He continues: “Jo packed a lifetime of excitement into her 41 years and the book touches on some of the highlights.”

Labour MP Cox was murdered in her constituency of Birstall, West Yorkshire, on 16 June 2016, one week before the EU referendum. Cox had campaigned passionately for the UK to remain in the EU and for the fairer treatment of refugees; her killer, Thomas Mair, was an unemployed gardener with white supremacist tendencies. He was sentenced to life imprisonment in November.

Brendan Cox, a former advisor to Prime Minister Gordon Brown and director at Save the Children, made a statement in court during Mair’s trial. He says that he hopes his book will have a similar impact to that speech.

“I told the jury that having heard so much about the manner of Jo’s death I wanted to tell them about her life,” he says. “The objective of this book is the same: to tell people who didn’t know Jo who she really was.

“In an era of growing hatred and division, I wanted to tell the story of someone who brought love and empathy to everyone she met.”

Watch: The inspirational Jo Cox

After his wife’s death, Brendan Cox called on the British public to “unite to fight against the hatred that killed her”, and threw himself into continuing Jo’s political activism. He set up the Jo Cox Foundation for a “fairer, kinder and more tolerant world”, and delivered Channel 4’s alternative Christmas Day speech, in which he urged resistance against the forces of “fascism, xenophobia, extremism and terrorism”.  

But despite his frenetic schedule, Cox tells the Guardian that he often found himself unable to sleep in the aftermath of his wife’s death. It was during these restless nights that he worked on her memoirs.

“Since June my life had been more hectic than ever before, [thanks to] a combination of suddenly being a single parent, responding to the public interest and trying to keep working on the causes I have always cared about,” he says.

“I wanted to write about Jo, but felt doing so was probably impossible because of all the pressures on my time.

“What I hadn’t factored in was lack of sleep.
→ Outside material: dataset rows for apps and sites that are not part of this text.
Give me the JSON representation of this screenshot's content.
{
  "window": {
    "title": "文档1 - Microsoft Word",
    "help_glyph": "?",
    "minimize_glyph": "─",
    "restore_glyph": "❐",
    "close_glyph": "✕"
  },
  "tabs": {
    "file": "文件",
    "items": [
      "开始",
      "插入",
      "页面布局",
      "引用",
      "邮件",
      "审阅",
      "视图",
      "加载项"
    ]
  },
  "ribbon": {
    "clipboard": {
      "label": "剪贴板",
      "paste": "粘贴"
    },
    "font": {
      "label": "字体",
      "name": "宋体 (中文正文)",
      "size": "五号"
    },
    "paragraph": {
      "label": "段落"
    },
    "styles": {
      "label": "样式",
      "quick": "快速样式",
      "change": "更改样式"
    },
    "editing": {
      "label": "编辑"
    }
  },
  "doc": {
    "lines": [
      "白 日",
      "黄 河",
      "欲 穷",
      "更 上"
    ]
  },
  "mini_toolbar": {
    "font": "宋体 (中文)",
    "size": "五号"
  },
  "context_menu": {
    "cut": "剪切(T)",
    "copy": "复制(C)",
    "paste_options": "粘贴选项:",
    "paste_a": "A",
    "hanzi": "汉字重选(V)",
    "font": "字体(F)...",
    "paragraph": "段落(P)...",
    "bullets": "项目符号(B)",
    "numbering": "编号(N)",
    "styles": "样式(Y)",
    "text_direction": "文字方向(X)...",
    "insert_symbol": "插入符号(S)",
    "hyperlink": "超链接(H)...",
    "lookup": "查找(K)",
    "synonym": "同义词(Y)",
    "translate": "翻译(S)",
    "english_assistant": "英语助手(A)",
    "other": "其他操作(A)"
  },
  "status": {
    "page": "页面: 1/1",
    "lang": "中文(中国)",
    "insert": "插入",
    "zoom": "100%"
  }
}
Sleeping used to be one of the things I was best at, but since June that is no longer true. I often wake at 4am or even 3am nowadays and am unable to get back to sleep. So this book is very much the product of sleep deprivation.”

Jo Cox: More in Common will be published in June, on the eve of the first anniversary of the Labour MP’s death. All royalties will be donated to the Jo Cox Foundation.